Recently, people across Canada came together in a unique and emotional musical experience.
Canadians said thank-you and good-bye to the iconic rock band, The Tragically Hip.
Many Canadians have enjoyed the unique Canadian sound of the band for many years. In fact, some people say the band plays “the soundtrack of Canada” and the “music that is in Canadians’ hearts.” Of course, not every Canadian enjoys the music of The Hip, as they’re known, but a great many do.
This year, the band’s lead singer, Gord Downie, was diagnosed with incurable cancer. He and the band decided to go on a major tour, playing in front of audiences in a number of Canadian cities. Tickets sold out very quickly.
For their final concert of the tour, on Aug. 20, the band played in the band’s home town of Kingston, Ont. The national public broadcaster, the CBC, broadcast the concert live on TV, radio and the Internet. More than 11 million people watched and sang along, and even cried.
The CBC interrupted its coverage of the Olympics for the three-hour concert, which was broadcast without commercials.
Canadian Prime Minister Justin Trudeau attended the Kingston concert.
The Hip never really hit it big outside Canada–in the United States or England, for instance. Some people say that while “making it big” in the US would have boosted sales of their music, the fact that The Hip was wildly popular mostly only in Canada makes it a uniquely Canadian band.
The Hip have produced more than a dozen albums, nine of which reached “number 1” in Canada, according to Wikipedia. Gord Downie is the band’s lead singer. It also includes Paul Langlois (guitar), Rob Baker (guitar), Gord Sinclair (bass) and Johnny Fay (drums).
During the Kingston concert, Gordon Downie told the audience twice that the people in Canada’s northern regions deserve to have more financial support. He said the situation there is “bad.” What he meant by that is that many towns in Canada’s north do not have sufficient resources, such as clean water, heating and good housing.
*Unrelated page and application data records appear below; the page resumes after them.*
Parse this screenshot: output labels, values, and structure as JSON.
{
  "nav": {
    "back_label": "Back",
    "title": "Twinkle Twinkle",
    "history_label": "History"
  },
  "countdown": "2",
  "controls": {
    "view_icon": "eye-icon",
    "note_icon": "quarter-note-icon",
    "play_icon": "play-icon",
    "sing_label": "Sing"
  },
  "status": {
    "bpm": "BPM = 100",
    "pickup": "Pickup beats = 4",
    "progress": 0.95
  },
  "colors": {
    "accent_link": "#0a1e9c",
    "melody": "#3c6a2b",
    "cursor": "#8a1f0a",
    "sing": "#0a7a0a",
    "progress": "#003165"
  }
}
He wants the country’s people and governments to help those regions.
Downie’s doctor recently told the CBC that the singer’s condition is “still quite early in the disease course.”
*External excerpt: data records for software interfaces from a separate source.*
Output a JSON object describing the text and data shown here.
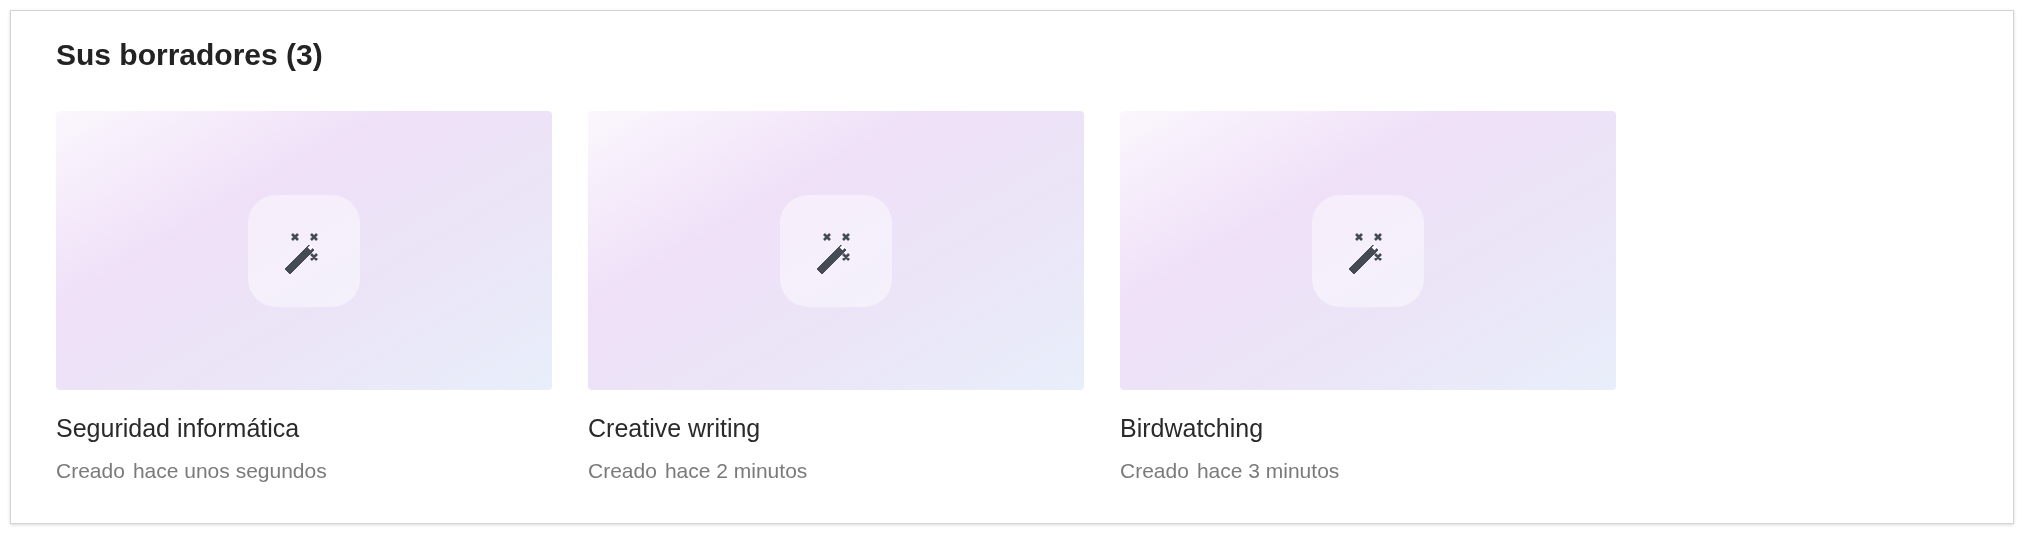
{
  "section": {
    "title": "Sus borradores (3)"
  },
  "drafts": [
    {
      "title": "Seguridad informática",
      "created_label": "Creado",
      "time": "hace unos segundos"
    },
    {
      "title": "Creative writing",
      "created_label": "Creado",
      "time": "hace 2 minutos"
    },
    {
      "title": "Birdwatching",
      "created_label": "Creado",
      "time": "hace 3 minutos"
    }
  ]
}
The Hip’s 2016 tour raised more than $265,000 for cancer research, and more money is still coming in.
Website for The Tragically Hip
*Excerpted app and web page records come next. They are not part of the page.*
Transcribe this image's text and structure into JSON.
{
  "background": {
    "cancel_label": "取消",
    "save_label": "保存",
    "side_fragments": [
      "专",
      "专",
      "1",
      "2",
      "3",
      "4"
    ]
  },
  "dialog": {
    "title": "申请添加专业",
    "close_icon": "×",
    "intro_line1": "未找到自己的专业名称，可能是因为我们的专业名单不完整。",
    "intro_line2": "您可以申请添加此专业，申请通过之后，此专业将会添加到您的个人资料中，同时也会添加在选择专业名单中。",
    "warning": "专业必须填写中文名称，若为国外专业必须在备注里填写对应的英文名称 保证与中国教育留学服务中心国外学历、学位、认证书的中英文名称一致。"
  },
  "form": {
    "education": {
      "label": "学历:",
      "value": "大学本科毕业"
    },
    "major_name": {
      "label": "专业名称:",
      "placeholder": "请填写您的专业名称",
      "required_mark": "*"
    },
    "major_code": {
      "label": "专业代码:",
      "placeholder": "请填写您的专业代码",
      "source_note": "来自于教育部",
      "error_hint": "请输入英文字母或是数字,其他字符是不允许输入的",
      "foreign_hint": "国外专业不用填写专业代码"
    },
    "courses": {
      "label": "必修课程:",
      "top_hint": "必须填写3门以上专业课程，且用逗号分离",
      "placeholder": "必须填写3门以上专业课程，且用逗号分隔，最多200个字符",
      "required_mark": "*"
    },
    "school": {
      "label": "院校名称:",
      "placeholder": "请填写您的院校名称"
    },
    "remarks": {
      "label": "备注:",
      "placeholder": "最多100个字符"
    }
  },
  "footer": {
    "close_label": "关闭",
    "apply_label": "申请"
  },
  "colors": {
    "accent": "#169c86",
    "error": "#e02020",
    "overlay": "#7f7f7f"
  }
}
By Jonathan Tilly
The CBC interrupted its coverage of the Olympics in order to show the commercial-free, 3-hour, Hip concert. Why do you think the CBC chose to do this? What does it say about the band, their music, and their fans?
Reading Prompt: Variety of Texts
Is this the first article you’ve read by Teaching Kids News? Maybe it’s just the first you’ve read this school year! Teaching Kids News is just one of the many ways that can make reading meaningful to you and a part of your life.Do you like reading news articles? What types of things do you like to read? How are news articles different from other forms of writing?
Read a variety of literary texts (OME, Reading: 1.1).
Read a variety of texts from diverse cultures, including literary texts (OME, Reading: 1.1).
Read a wide variety of increasingly complex or difficult texts from diverse cultures, including literary texts (OME, Reading: 1.1).
Language Feature: Lyrics
Gord Downie is known for his intriguing lyrics and his devotion to Canada. The way he plays with words to create new ideas and images about his homeland is partly why he is beloved by so many Canadians.
What images and feelings do the following lyrics stir in you?
- Bobcaygeon – “Cause it was in Bobcaygeon Where I saw the constellations Reveal themselves One star at a time.”
- The Darkest One – “Come in, come in, come in, come in From thin and wicked prairie winds come in It’s warm and it’s safe here and almost heartening Here in a time and place not lost on our imagination.”
- Problem Bear – “Writing a song about Lake Memphremagog and tonight I don’t believe there are words to spare and be a tip and a nod admitting it’s half the defeat.